What is required:
What follows is a set of entries; retype all of them exactly.

App and web page records
━━━━━━━━━━━━━━━━

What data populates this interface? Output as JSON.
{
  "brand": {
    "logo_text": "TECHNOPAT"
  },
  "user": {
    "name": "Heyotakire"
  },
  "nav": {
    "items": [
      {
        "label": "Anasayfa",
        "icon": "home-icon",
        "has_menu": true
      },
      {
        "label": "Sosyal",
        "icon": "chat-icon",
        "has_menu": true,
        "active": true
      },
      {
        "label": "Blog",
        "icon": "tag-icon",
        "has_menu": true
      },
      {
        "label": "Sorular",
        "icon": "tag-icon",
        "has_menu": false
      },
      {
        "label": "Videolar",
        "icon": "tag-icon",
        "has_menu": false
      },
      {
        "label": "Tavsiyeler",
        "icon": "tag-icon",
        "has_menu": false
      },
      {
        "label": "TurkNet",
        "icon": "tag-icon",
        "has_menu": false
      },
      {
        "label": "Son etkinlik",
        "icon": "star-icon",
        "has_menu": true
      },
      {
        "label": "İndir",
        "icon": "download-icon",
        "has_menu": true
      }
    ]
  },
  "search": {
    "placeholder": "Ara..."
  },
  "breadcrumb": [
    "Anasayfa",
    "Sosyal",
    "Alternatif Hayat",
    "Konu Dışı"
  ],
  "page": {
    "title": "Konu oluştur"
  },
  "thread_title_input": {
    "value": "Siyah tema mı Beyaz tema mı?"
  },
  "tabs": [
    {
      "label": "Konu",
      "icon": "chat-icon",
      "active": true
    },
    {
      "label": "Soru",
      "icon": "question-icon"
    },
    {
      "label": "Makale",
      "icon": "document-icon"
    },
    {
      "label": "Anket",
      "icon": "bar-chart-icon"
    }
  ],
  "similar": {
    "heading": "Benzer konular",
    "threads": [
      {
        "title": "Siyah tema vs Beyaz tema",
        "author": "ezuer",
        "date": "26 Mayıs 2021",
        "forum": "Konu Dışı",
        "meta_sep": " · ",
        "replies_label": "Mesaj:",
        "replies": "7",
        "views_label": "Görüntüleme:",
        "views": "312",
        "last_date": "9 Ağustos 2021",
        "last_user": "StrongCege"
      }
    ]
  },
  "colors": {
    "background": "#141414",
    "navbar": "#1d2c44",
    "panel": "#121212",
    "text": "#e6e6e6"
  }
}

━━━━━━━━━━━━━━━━

Response box:
What data populates this interface? Output as JSON.
{
  "brand": {
    "logo_text": "TECHNOPAT"
  },
  "user": {
    "name": "Heyotakire"
  },
  "nav": {
    "items": [
      {
        "label": "Anasayfa",
        "icon": "home-icon",
        "has_menu": true
      },
      {
        "label": "Sosyal",
        "icon": "chat-icon",
        "has_menu": true,
        "active": true
      },
      {
        "label": "Blog",
        "icon": "tag-icon",
        "has_menu": true
      },
      {
        "label": "Sorular",
        "icon": "tag-icon",
        "has_menu": false
      },
      {
        "label": "Videolar",
        "icon": "tag-icon",
        "has_menu": false
      },
      {
        "label": "Tavsiyeler",
        "icon": "tag-icon",
        "has_menu": false
      },
      {
        "label": "TurkNet",
        "icon": "tag-icon",
        "has_menu": false
      },
      {
        "label": "Son etkinlik",
        "icon": "star-icon",
        "has_menu": true
      },
      {
        "label": "İndir",
        "icon": "download-icon",
        "has_menu": true
      }
    ]
  },
  "search": {
    "placeholder": "Ara..."
  },
  "breadcrumb": [
    "Anasayfa",
    "Sosyal",
    "Alternatif Hayat",
    "Konu Dışı"
  ],
  "page": {
    "title": "Konu oluştur"
  },
  "thread_title_input": {
    "value": "Siyah tema mı Beyaz tema mı?"
  },
  "tabs": [
    {
      "label": "Konu",
      "icon": "chat-icon",
      "active": true
    },
    {
      "label": "Soru",
      "icon": "question-icon"
    },
    {
      "label": "Makale",
      "icon": "document-icon"
    },
    {
      "label": "Anket",
      "icon": "bar-chart-icon"
    }
  ],
  "similar": {
    "heading": "Benzer konular",
    "threads": [
      {
        "title": "Siyah tema vs Beyaz tema",
        "author": "ezuer",
        "date": "26 Mayıs 2021",
        "forum": "Konu Dışı",
        "meta_sep": " · ",
        "replies_label": "Mesaj:",
        "replies": "7",
        "views_label": "Görüntüleme:",
        "views": "312",
        "last_date": "9 Ağustos 2021",
        "last_user": "StrongCege"
      }
    ]
  },
  "colors": {
    "background": "#141414",
    "navbar": "#1d2c44",
    "panel": "#121212",
    "text": "#e6e6e6"
  }
}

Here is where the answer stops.